- _TASK STATEMENT_: In your copy, repeat the records exactly and leave out the pictures.

- _ENTRIES SUPPLIED_:

====

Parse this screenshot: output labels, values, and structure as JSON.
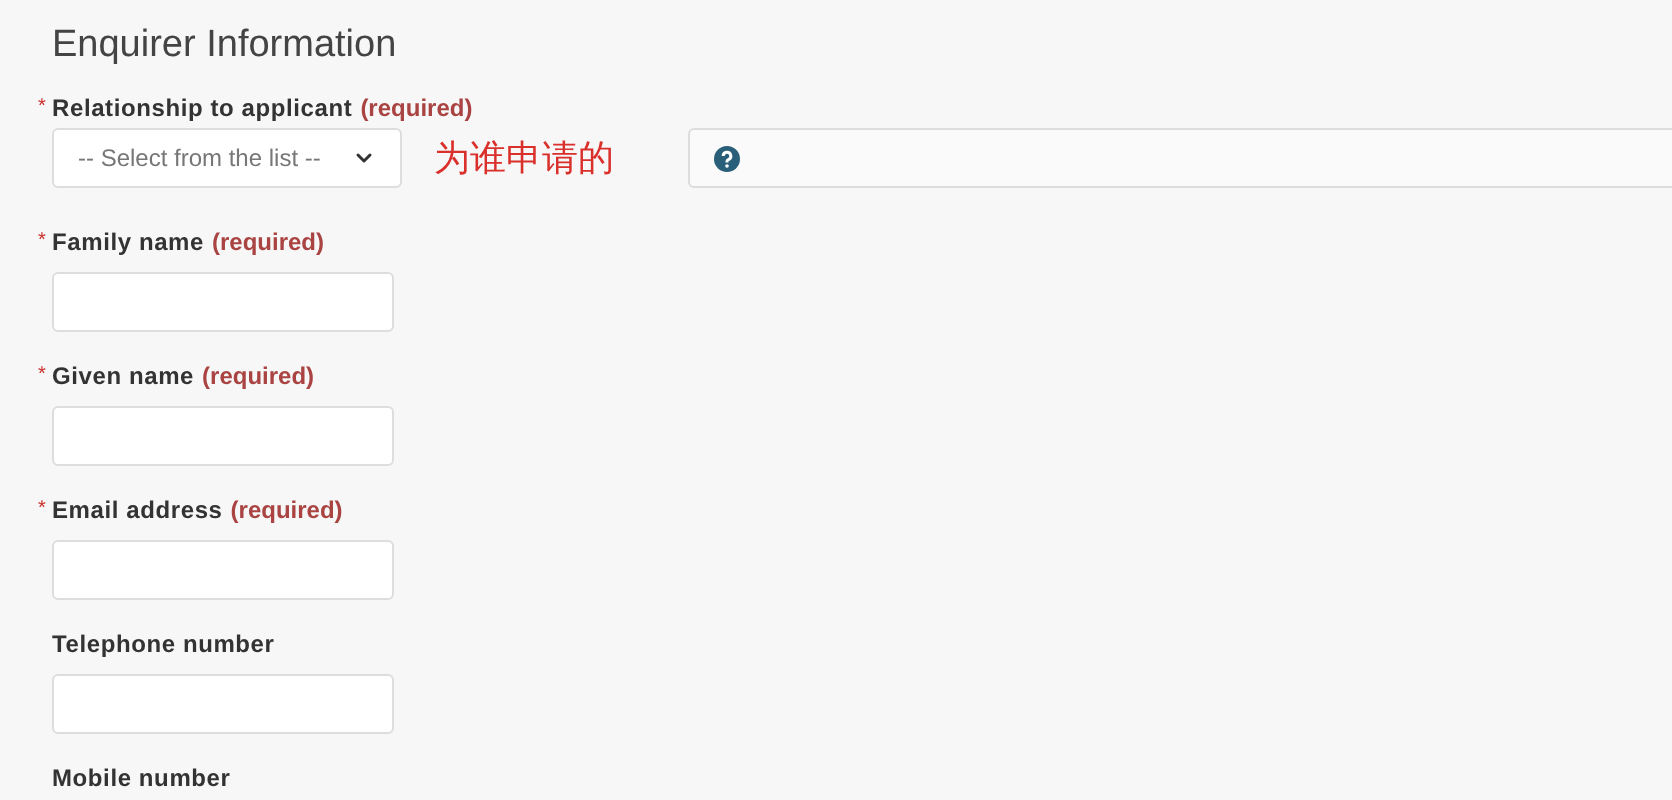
{
  "heading": "Enquirer Information",
  "fields": [
    {
      "kind": "select",
      "marker": "*",
      "label": "Relationship to applicant",
      "note": "(required)",
      "placeholder": "-- Select from the list --",
      "annotation": "为谁申请的",
      "help": true
    },
    {
      "kind": "text",
      "marker": "*",
      "label": "Family name",
      "note": "(required)"
    },
    {
      "kind": "text",
      "marker": "*",
      "label": "Given name",
      "note": "(required)"
    },
    {
      "kind": "text",
      "marker": "*",
      "label": "Email address",
      "note": "(required)"
    },
    {
      "kind": "text",
      "label": "Telephone number"
    },
    {
      "kind": "label",
      "label": "Mobile number"
    }
  ]
}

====

- _RESULT_:
Parse this screenshot: output labels, values, and structure as JSON.
{
  "heading": "Enquirer Information",
  "fields": [
    {
      "kind": "select",
      "marker": "*",
      "label": "Relationship to applicant",
      "note": "(required)",
      "placeholder": "-- Select from the list --",
      "annotation": "为谁申请的",
      "help": true
    },
    {
      "kind": "text",
      "marker": "*",
      "label": "Family name",
      "note": "(required)"
    },
    {
      "kind": "text",
      "marker": "*",
      "label": "Given name",
      "note": "(required)"
    },
    {
      "kind": "text",
      "marker": "*",
      "label": "Email address",
      "note": "(required)"
    },
    {
      "kind": "text",
      "label": "Telephone number"
    },
    {
      "kind": "label",
      "label": "Mobile number"
    }
  ]
}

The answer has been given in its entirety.